## [Activity]
The job is to find each line of the records below that includes the word "icon" and copy it.

[Page and application data records]

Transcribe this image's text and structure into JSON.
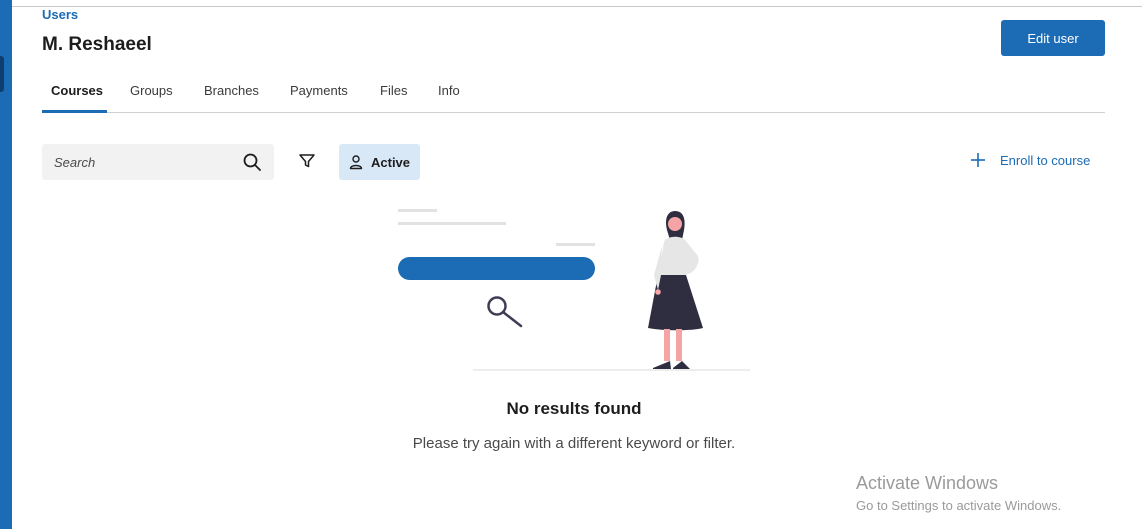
{
  "header": {
    "breadcrumb": "Users",
    "title": "M. Reshaeel",
    "edit_button": "Edit user"
  },
  "tabs": [
    {
      "label": "Courses",
      "active": true
    },
    {
      "label": "Groups"
    },
    {
      "label": "Branches"
    },
    {
      "label": "Payments"
    },
    {
      "label": "Files"
    },
    {
      "label": "Info"
    }
  ],
  "toolbar": {
    "search_placeholder": "Search",
    "search_icon": "search-icon",
    "filter_icon": "filter-icon",
    "status_chip": "Active",
    "status_icon": "user-icon",
    "enroll_label": "Enroll to course",
    "enroll_icon": "plus-icon"
  },
  "empty_state": {
    "title": "No results found",
    "message": "Please try again with a different keyword or filter."
  },
  "watermark": {
    "title": "Activate Windows",
    "subtitle": "Go to Settings to activate Windows."
  },
  "colors": {
    "accent": "#1b6bb5",
    "chip_bg": "#d9e8f7",
    "search_bg": "#f2f2f2"
  }
}
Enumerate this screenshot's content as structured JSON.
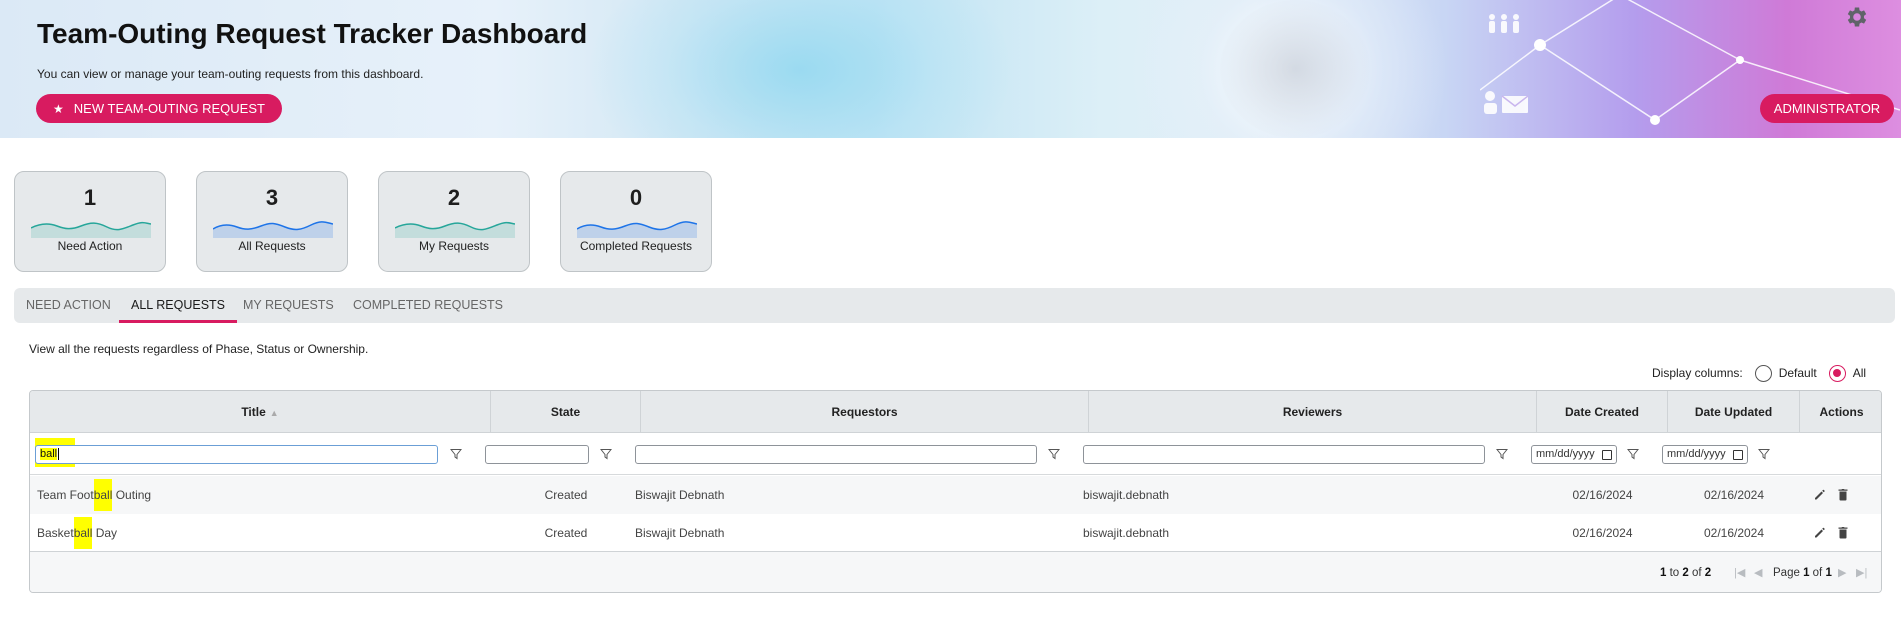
{
  "banner": {
    "title": "Team-Outing Request Tracker Dashboard",
    "subtitle": "You can view or manage your team-outing requests from this dashboard.",
    "new_request_label": "NEW TEAM-OUTING REQUEST",
    "admin_label": "ADMINISTRATOR"
  },
  "cards": [
    {
      "count": "1",
      "label": "Need Action",
      "sparkline_color": "#26a69a"
    },
    {
      "count": "3",
      "label": "All Requests",
      "sparkline_color": "#1e74e8"
    },
    {
      "count": "2",
      "label": "My Requests",
      "sparkline_color": "#26a69a"
    },
    {
      "count": "0",
      "label": "Completed Requests",
      "sparkline_color": "#1e74e8"
    }
  ],
  "tabs": [
    {
      "label": "NEED ACTION",
      "active": false
    },
    {
      "label": "ALL REQUESTS",
      "active": true
    },
    {
      "label": "MY REQUESTS",
      "active": false
    },
    {
      "label": "COMPLETED REQUESTS",
      "active": false
    }
  ],
  "tab_description": "View all the requests regardless of Phase, Status or Ownership.",
  "display_columns": {
    "label": "Display columns:",
    "options": [
      "Default",
      "All"
    ],
    "selected": "All"
  },
  "grid": {
    "columns": [
      "Title",
      "State",
      "Requestors",
      "Reviewers",
      "Date Created",
      "Date Updated",
      "Actions"
    ],
    "filters": {
      "title": "ball",
      "date_placeholder": "mm/dd/yyyy"
    },
    "rows": [
      {
        "title_pre": "Team Foot",
        "title_match": "ball",
        "title_post": " Outing",
        "state": "Created",
        "requestors": "Biswajit Debnath",
        "reviewers": "biswajit.debnath",
        "date_created": "02/16/2024",
        "date_updated": "02/16/2024"
      },
      {
        "title_pre": "Basket",
        "title_match": "ball",
        "title_post": " Day",
        "state": "Created",
        "requestors": "Biswajit Debnath",
        "reviewers": "biswajit.debnath",
        "date_created": "02/16/2024",
        "date_updated": "02/16/2024"
      }
    ],
    "pagination": {
      "range_from": "1",
      "range_to": "2",
      "total": "2",
      "page_label": "Page",
      "page": "1",
      "page_total": "1"
    }
  },
  "colors": {
    "accent": "#d81b60",
    "highlight": "#ffff00"
  }
}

## [Task response]
    "search_icon": "search-icon",
    "filter_icon": "filter-icon",
    "status_icon": "user-icon",
    "enroll_icon": "plus-icon"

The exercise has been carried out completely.